As a result of the current Federal government funding situation, the information on this website may not be up to date or acted upon. Updates regarding government operating status and resumption of normal operations can be found at www.opm.gov . Despite the lapse in appropriations, IHS will continue to provide direct clinical health care services as well as referrals for contracted services that cannot be provided through IHS clinics. For more information on how IHS is impacted, visit: HHS Contingency Plan
What is diabetes?
Diabetes means your blood sugar is too high. Your blood always has some sugar in it because your body needs sugar for energy to keep you going. But, too much sugar in the blood is not good for your health.
What is pre-diabetes?
Pre-diabetes means your blood sugar levels are higher than normal but, not high enough for diabetes.
- People with pre-diabetes are at higher risk for developing type 2 diabetes and heart disease.
- You can reduce the risk of getting diabetes and perhaps even return blood sugar levels to normal with a small amount of weight loss through healthy eating and increased physical activity.
What is type 2 diabetes?
People develop type 2 diabetes because the cells in the muscles, liver, and fat do not use insulin properly. Eventually, the body cannot make enough insulin. This leads to high blood sugar. Over time, high blood sugar can lead to serious problems with your eyes, heart, kidneys and nerves.
Type 2 diabetes is most common in American Indian and Alaska Native people. This type of diabetes can occur at any age, even in children.

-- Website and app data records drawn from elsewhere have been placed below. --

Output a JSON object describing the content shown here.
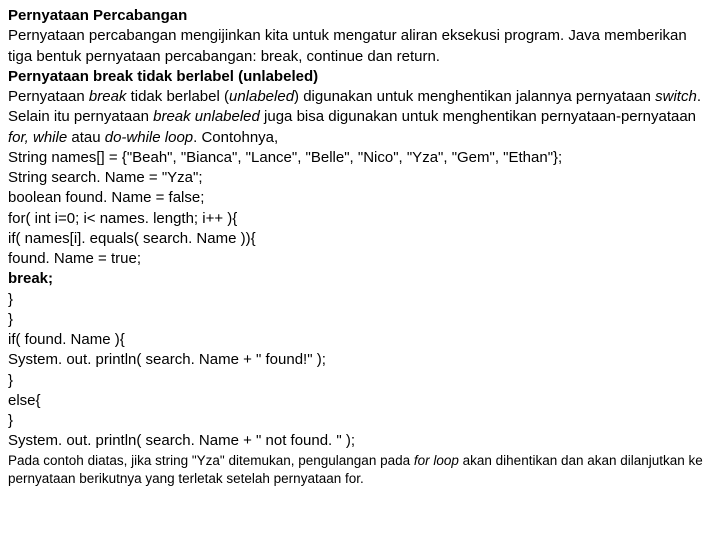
{
  "doc": {
    "title": "Pernyataan Percabangan",
    "p1": "Pernyataan percabangan mengijinkan kita untuk mengatur aliran eksekusi program. Java memberikan tiga bentuk pernyataan percabangan: break, continue dan return.",
    "h2": "Pernyataan break tidak berlabel (unlabeled)",
    "p2a": "Pernyataan ",
    "p2b": "break",
    "p2c": " tidak berlabel (",
    "p2d": "unlabeled",
    "p2e": ") digunakan untuk menghentikan jalannya pernyataan ",
    "p2f": "switch",
    "p2g": ". Selain itu pernyataan ",
    "p2h": "break unlabeled",
    "p2i": " juga bisa digunakan untuk menghentikan pernyataan-pernyataan ",
    "p2j": "for, while",
    "p2k": " atau ",
    "p2l": "do-while loop",
    "p2m": ". Contohnya,",
    "c1": "String names[] = {\"Beah\", \"Bianca\", \"Lance\", \"Belle\", \"Nico\", \"Yza\", \"Gem\", \"Ethan\"};",
    "c2": "String search. Name = \"Yza\";",
    "c3": "boolean found. Name = false;",
    "c4": "for( int i=0; i< names. length; i++ ){",
    "c5": "if( names[i]. equals( search. Name )){",
    "c6": "found. Name = true;",
    "c7": "break;",
    "c8": "}",
    "c9": "}",
    "c10": "if( found. Name ){",
    "c11": "System. out. println( search. Name + \" found!\" );",
    "c12": "}",
    "c13": "else{",
    "c14": "}",
    "c15": "System. out. println( search. Name + \" not found. \" );",
    "foot1": "Pada contoh diatas, jika string \"Yza\" ditemukan, pengulangan pada ",
    "foot2": "for loop",
    "foot3": " akan dihentikan dan akan dilanjutkan ke pernyataan berikutnya yang terletak setelah pernyataan for."
  }
}
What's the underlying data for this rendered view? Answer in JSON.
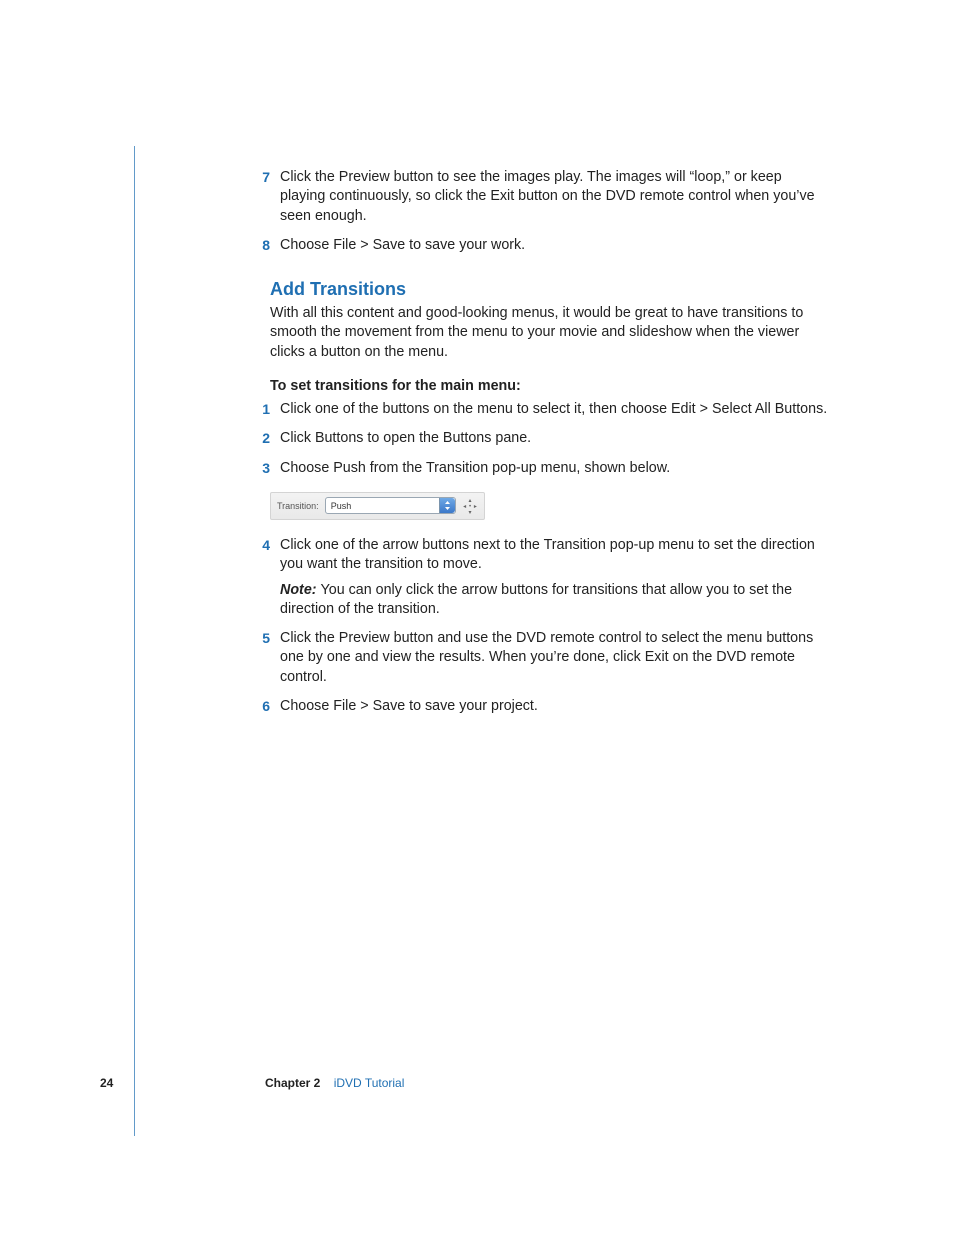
{
  "steps_top": [
    {
      "n": "7",
      "paras": [
        "Click the Preview button to see the images play. The images will “loop,” or keep playing continuously, so click the Exit button on the DVD remote control when you’ve seen enough."
      ]
    },
    {
      "n": "8",
      "paras": [
        "Choose File > Save to save your work."
      ]
    }
  ],
  "section": {
    "heading": "Add Transitions",
    "intro": "With all this content and good-looking menus, it would be great to have transitions to smooth the movement from the menu to your movie and slideshow when the viewer clicks a button on the menu.",
    "task_intro": "To set transitions for the main menu:"
  },
  "steps_main": [
    {
      "n": "1",
      "paras": [
        "Click one of the buttons on the menu to select it, then choose Edit > Select All Buttons."
      ]
    },
    {
      "n": "2",
      "paras": [
        "Click Buttons to open the Buttons pane."
      ]
    },
    {
      "n": "3",
      "paras": [
        "Choose Push from the Transition pop-up menu, shown below."
      ]
    }
  ],
  "figure": {
    "label": "Transition:",
    "value": "Push"
  },
  "steps_after": [
    {
      "n": "4",
      "paras": [
        "Click one of the arrow buttons next to the Transition pop-up menu to set the direction you want the transition to move.",
        "<note>You can only click the arrow buttons for transitions that allow you to set the direction of the transition."
      ]
    },
    {
      "n": "5",
      "paras": [
        "Click the Preview button and use the DVD remote control to select the menu buttons one by one and view the results. When you’re done, click Exit on the DVD remote control."
      ]
    },
    {
      "n": "6",
      "paras": [
        "Choose File > Save to save your project."
      ]
    }
  ],
  "note_label": "Note:  ",
  "footer": {
    "page": "24",
    "chapter_label": "Chapter 2",
    "chapter_title": "iDVD Tutorial"
  }
}
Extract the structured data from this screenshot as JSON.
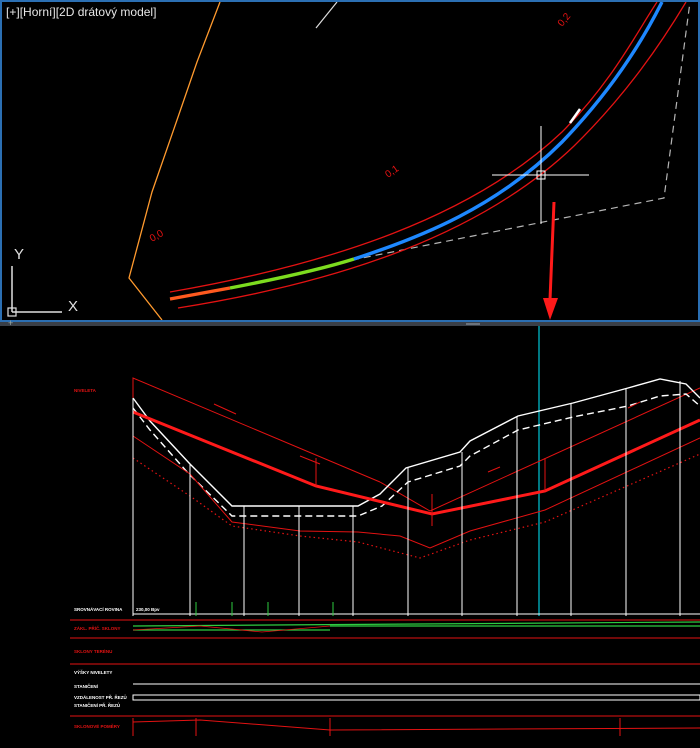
{
  "viewport_top": {
    "label_parts": [
      "[+]",
      "[Horní]",
      "[2D drátový model]"
    ],
    "stations": [
      "0,0",
      "0,1",
      "0,2"
    ],
    "ucs": {
      "y": "Y",
      "x": "X"
    }
  },
  "viewport_bottom": {
    "profile_labels": [
      "SROVNÁVACÍ ROVINA",
      "STANIČENÍ",
      "NIVELETA",
      "SKLONOVÉ POMĚRY",
      "SKLONY TERÉNU",
      "ZÁKL. PŘÍČ. SKLONY",
      "VÝŠKY NIVELETY",
      "VZDÁLENOST PŘ. ŘEZŮ",
      "STANIČENÍ PŘ. ŘEZŮ"
    ],
    "datum_value": "230,00 Bpv"
  },
  "colors": {
    "background": "#000000",
    "viewport_border": "#2b6fb3",
    "alignment_blue": "#1e88ff",
    "alignment_green": "#7ddc1f",
    "alignment_orange": "#ff5a1f",
    "profile_red": "#ff1a1a",
    "terrain_white": "#ffffff",
    "guide_cyan": "#00c8d8",
    "boundary_orange": "#ff9a2e"
  }
}
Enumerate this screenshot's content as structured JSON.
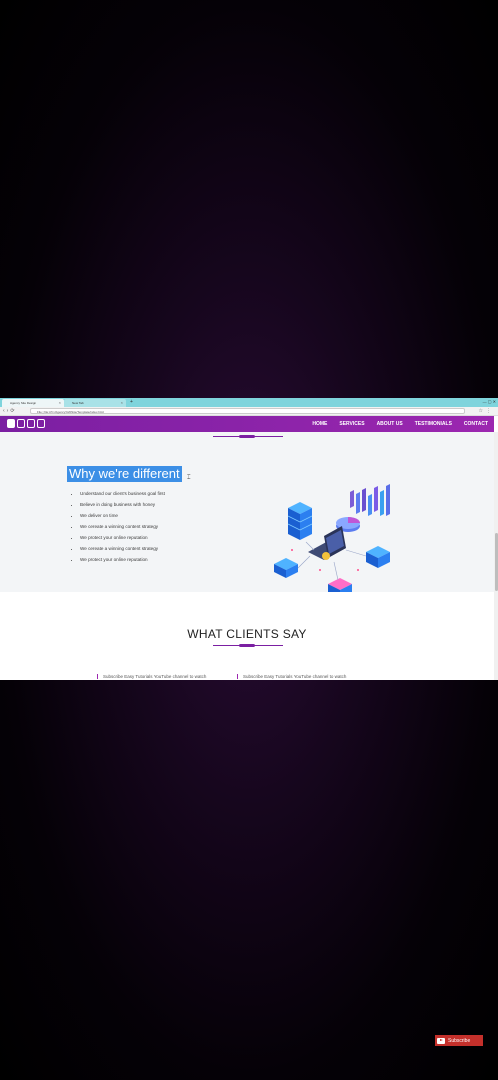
{
  "browser": {
    "tabs": [
      {
        "label": "Agency Site Design"
      },
      {
        "label": "New Tab"
      }
    ],
    "url": "File  | file:///C:/Agency%20Site/Template/index.html"
  },
  "site": {
    "menu": [
      "HOME",
      "SERVICES",
      "ABOUT US",
      "TESTIMONIALS",
      "CONTACT"
    ],
    "section_title": "Why we're different",
    "bullets": [
      "Understand our client's business goal first",
      "Believe in doing business with honey",
      "We deliver on time",
      "We cereate a winning content strategy",
      "We protect your online reputation",
      "We cereate a winning content strategy",
      "We protect your online reputation"
    ],
    "clients_title": "WHAT CLIENTS SAY",
    "testimonials": [
      "Subscribe Easy Tutorials YouTube channel to watch",
      "Subscribe Easy Tutorials YouTube channel to watch"
    ]
  },
  "overlay": {
    "subscribe_label": "Subscribe"
  },
  "colors": {
    "nav_purple": "#8e24aa",
    "highlight_blue": "#3c8fe6",
    "youtube_red": "#c4302b"
  }
}
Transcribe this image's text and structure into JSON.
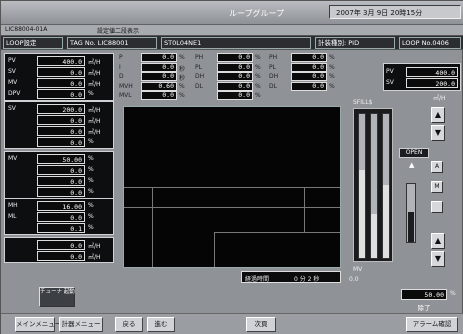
{
  "title": "ループグループ",
  "datetime": "2007年 3月 9日 20時15分",
  "window_tab": "LIC88004-01A",
  "window_subtitle": "設定値二段表示",
  "header": {
    "loop_setting": "LOOP設定",
    "tag_no": "TAG No. LIC88001",
    "tag_name": "ST0L04NE1",
    "control_mode": "計装種別: PID",
    "loop_no": "LOOP No.0406"
  },
  "left_blocks": [
    {
      "rows": [
        {
          "label": "PV",
          "value": "400.0",
          "unit": "㎥/H"
        },
        {
          "label": "SV",
          "value": "0.0",
          "unit": "㎥/H"
        },
        {
          "label": "MV",
          "value": "0.0",
          "unit": "㎥/H"
        },
        {
          "label": "DPV",
          "value": "0.0",
          "unit": "%"
        }
      ]
    },
    {
      "rows": [
        {
          "label": "SV",
          "value": "200.0",
          "unit": "㎥/H"
        },
        {
          "label": "",
          "value": "0.0",
          "unit": "㎥/H"
        },
        {
          "label": "",
          "value": "0.0",
          "unit": "㎥/H"
        },
        {
          "label": "",
          "value": "0.0",
          "unit": "%"
        }
      ]
    },
    {
      "rows": [
        {
          "label": "MV",
          "value": "50.00",
          "unit": "%"
        },
        {
          "label": "",
          "value": "0.0",
          "unit": "%"
        },
        {
          "label": "",
          "value": "0.0",
          "unit": "%"
        },
        {
          "label": "",
          "value": "0.0",
          "unit": "%"
        }
      ]
    },
    {
      "rows": [
        {
          "label": "MH",
          "value": "16.00",
          "unit": "%"
        },
        {
          "label": "ML",
          "value": "0.0",
          "unit": "%"
        },
        {
          "label": "",
          "value": "0.1",
          "unit": "%"
        }
      ]
    },
    {
      "rows": [
        {
          "label": "",
          "value": "0.0",
          "unit": "㎥/H"
        },
        {
          "label": "",
          "value": "0.0",
          "unit": "㎥/H"
        }
      ]
    }
  ],
  "pid_table": [
    {
      "l1": "P",
      "v1": "0.0",
      "u1": "%",
      "l2": "PH",
      "v2": "0.0",
      "u2": "%",
      "l3": "PH",
      "v3": "0.0",
      "u3": "%"
    },
    {
      "l1": "I",
      "v1": "0.0",
      "u1": "秒",
      "l2": "PL",
      "v2": "0.0",
      "u2": "%",
      "l3": "PL",
      "v3": "0.0",
      "u3": "%"
    },
    {
      "l1": "D",
      "v1": "0.0",
      "u1": "秒",
      "l2": "DH",
      "v2": "0.0",
      "u2": "%",
      "l3": "DH",
      "v3": "0.0",
      "u3": "%"
    },
    {
      "l1": "MVH",
      "v1": "0.60",
      "u1": "%",
      "l2": "DL",
      "v2": "0.0",
      "u2": "%",
      "l3": "DL",
      "v3": "0.0",
      "u3": "%"
    },
    {
      "l1": "MVL",
      "v1": "0.0",
      "u1": "%",
      "l2": "",
      "v2": "0.0",
      "u2": "%",
      "l3": "",
      "v3": "",
      "u3": ""
    }
  ],
  "elapsed": {
    "label": "経過時間",
    "value": "0 分  2 秒"
  },
  "right_panel": {
    "pv_label": "PV",
    "pv_value": "400.0",
    "sv_label": "SV",
    "sv_value": "200.0",
    "unit": "㎥/H",
    "bar_title": "SFILL$",
    "open_label": "OPEN",
    "mv_label": "MV",
    "mv_value": "50.00",
    "mv_unit": "%",
    "status": "除了",
    "scale_label": "0.0"
  },
  "buttons": {
    "menu": "メインメニュー",
    "instrument_menu": "計器メニュー",
    "back": "戻る",
    "forward": "進む",
    "next_page": "次頁",
    "alarm": "アラーム確認",
    "tuning": "チューナ 起動"
  }
}
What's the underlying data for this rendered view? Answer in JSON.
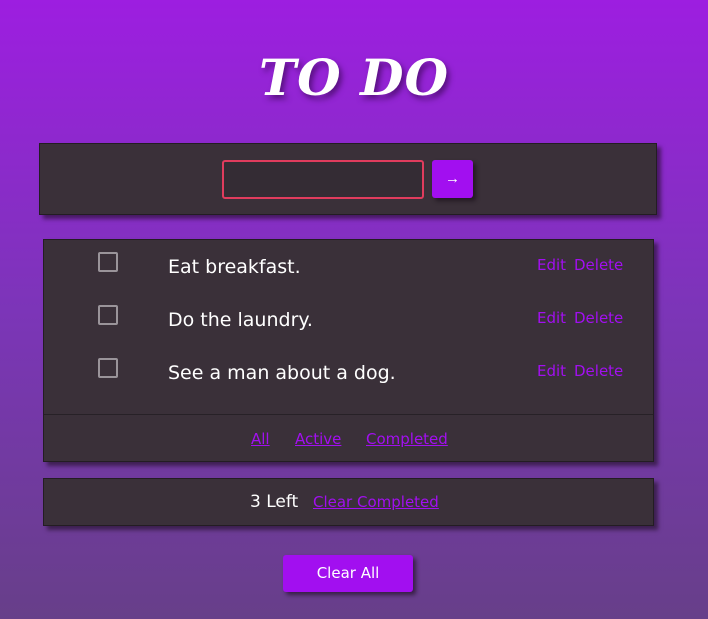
{
  "header": {
    "title": "TO DO"
  },
  "input": {
    "value": "",
    "placeholder": "",
    "submit_icon": "arrow-right-icon",
    "submit_glyph": "→"
  },
  "todos": [
    {
      "text": "Eat breakfast.",
      "completed": false,
      "edit_label": "Edit",
      "delete_label": "Delete"
    },
    {
      "text": "Do the laundry.",
      "completed": false,
      "edit_label": "Edit",
      "delete_label": "Delete"
    },
    {
      "text": "See a man about a dog.",
      "completed": false,
      "edit_label": "Edit",
      "delete_label": "Delete"
    }
  ],
  "filters": {
    "all": "All",
    "active": "Active",
    "completed": "Completed"
  },
  "status": {
    "left_text": "3 Left",
    "clear_completed_label": "Clear Completed"
  },
  "clear_all_label": "Clear All",
  "colors": {
    "accent": "#a20ff0",
    "panel": "#3a3039",
    "input_border": "#e03c5d"
  }
}
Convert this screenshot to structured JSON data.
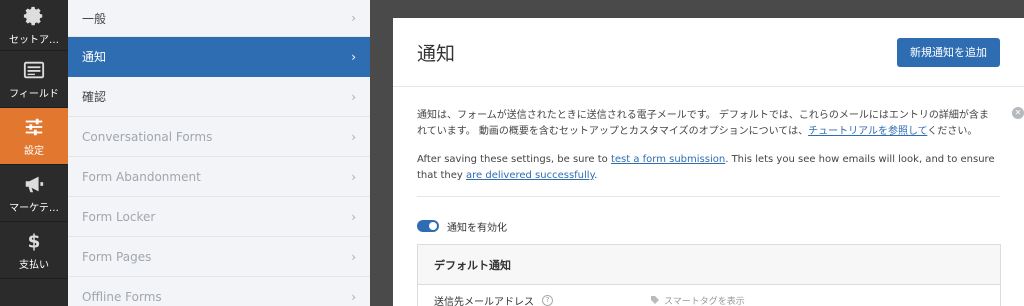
{
  "rail": {
    "items": [
      {
        "label": "セットア…",
        "icon": "gear-icon"
      },
      {
        "label": "フィールド",
        "icon": "fields-list-icon"
      },
      {
        "label": "設定",
        "icon": "sliders-icon",
        "active": true
      },
      {
        "label": "マーケテ…",
        "icon": "megaphone-icon"
      },
      {
        "label": "支払い",
        "icon": "dollar-icon"
      }
    ]
  },
  "submenu": {
    "items": [
      {
        "label": "一般"
      },
      {
        "label": "通知",
        "active": true
      },
      {
        "label": "確認"
      },
      {
        "label": "Conversational Forms",
        "dim": true
      },
      {
        "label": "Form Abandonment",
        "dim": true
      },
      {
        "label": "Form Locker",
        "dim": true
      },
      {
        "label": "Form Pages",
        "dim": true
      },
      {
        "label": "Offline Forms",
        "dim": true
      }
    ]
  },
  "panel": {
    "title": "通知",
    "add_button": "新規通知を追加",
    "notice": {
      "p1_text": "通知は、フォームが送信されたときに送信される電子メールです。 デフォルトでは、これらのメールにはエントリの詳細が含まれています。 動画の概要を含むセットアップとカスタマイズのオプションについては、",
      "p1_link": "チュートリアルを参照して",
      "p1_end": "ください。",
      "p2_start": "After saving these settings, be sure to ",
      "p2_link1": "test a form submission",
      "p2_mid": ". This lets you see how emails will look, and to ensure that they ",
      "p2_link2": "are delivered successfully",
      "p2_end": "."
    },
    "toggle_label": "通知を有効化",
    "default_box": {
      "title": "デフォルト通知",
      "field_label": "送信先メールアドレス",
      "smart_tag": "スマートタグを表示"
    }
  },
  "colors": {
    "accent": "#2f6db2",
    "active_rail": "#e27730"
  }
}
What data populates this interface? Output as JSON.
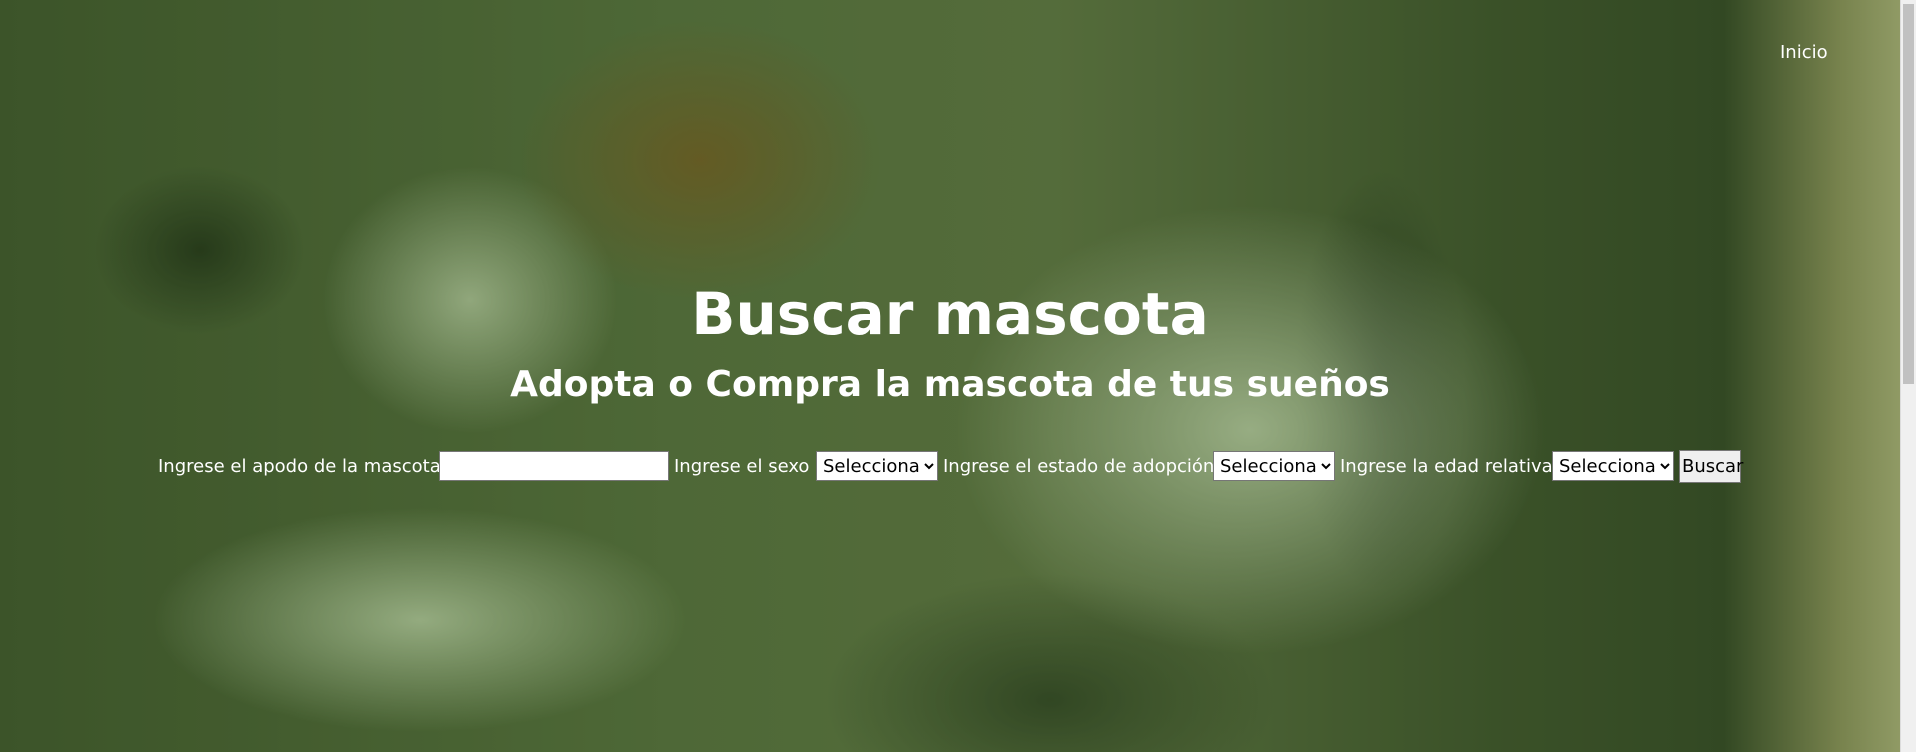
{
  "nav": {
    "inicio_label": "Inicio"
  },
  "hero": {
    "title": "Buscar mascota",
    "subtitle": "Adopta o Compra la mascota de tus sueños"
  },
  "search_form": {
    "nickname_label": "Ingrese el apodo de la mascota",
    "nickname_value": "",
    "sex_label": "Ingrese el sexo",
    "sex_selected": "Selecciona",
    "adoption_label": "Ingrese el estado de adopción",
    "adoption_selected": "Selecciona",
    "age_label": "Ingrese la edad relativa",
    "age_selected": "Selecciona",
    "search_button": "Buscar"
  },
  "colors": {
    "overlay": "#3c6e28",
    "text": "#ffffff"
  }
}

What are the signs of type 2 diabetes?
Signs of type 2 diabetes can be severe, very mild or none at all, depending on how high blood sugars have become. Look for these signs:
- Increased thirst
- Increased hunger
- Fatigue (feeling very tired most of the time)
- Increased urination
- Unexplained weight loss
- Blurred vision
A blood test to check your blood sugar will show if you have pre-diabetes or diabetes.
What factors increase my risk for getting pre-diabetes and type 2 diabetes?
- Being physically inactive
- Having a parent, brother, or sister with diabetes
- Having had the kind of diabetes which can happen during pregnancy
- Being overweight
Can type 2 diabetes be managed?
Yes. Taking care of your diabetes every day will help keep your blood sugar in a healthy range and help prevent health problems that diabetes can cause over the years.
Where can I get help with pre-diabetes and diabetes?
- Your health care team (doctor, nurse, diabetes educator, dietitian, psychologist, fitness coach, social worker) can help.
They can help you create a physical activity and healthy eating plan that will work for you. They can also inform you of the medication used to treat diabetes.
- Get help from others. Talk with your family and friends and ask for support.
Visit IHS Division of Diabetes Treatment and Prevention Ideas and Inspirations to learn more and see more success stories.
Indian Health Service Division of Diabetes Treatment and Prevention
This website has information about what IHS does to prevent and manage diabetes, success stories, and educational materials.
Centers for Disease Control and Prevention: Diabetes and Me
Explains the basics about diabetes, how you can prevent diabetes, and how to stay healthy with diabetes.
American Diabetes Association
This website has diabetes news, basic information about diabetes, and food and fitness tips.
Indian Health Service Healthy Weight for Life
Answers what is a healthy weight, steps you can take to achieve or keep a healthy weight throughout your life, and success stories.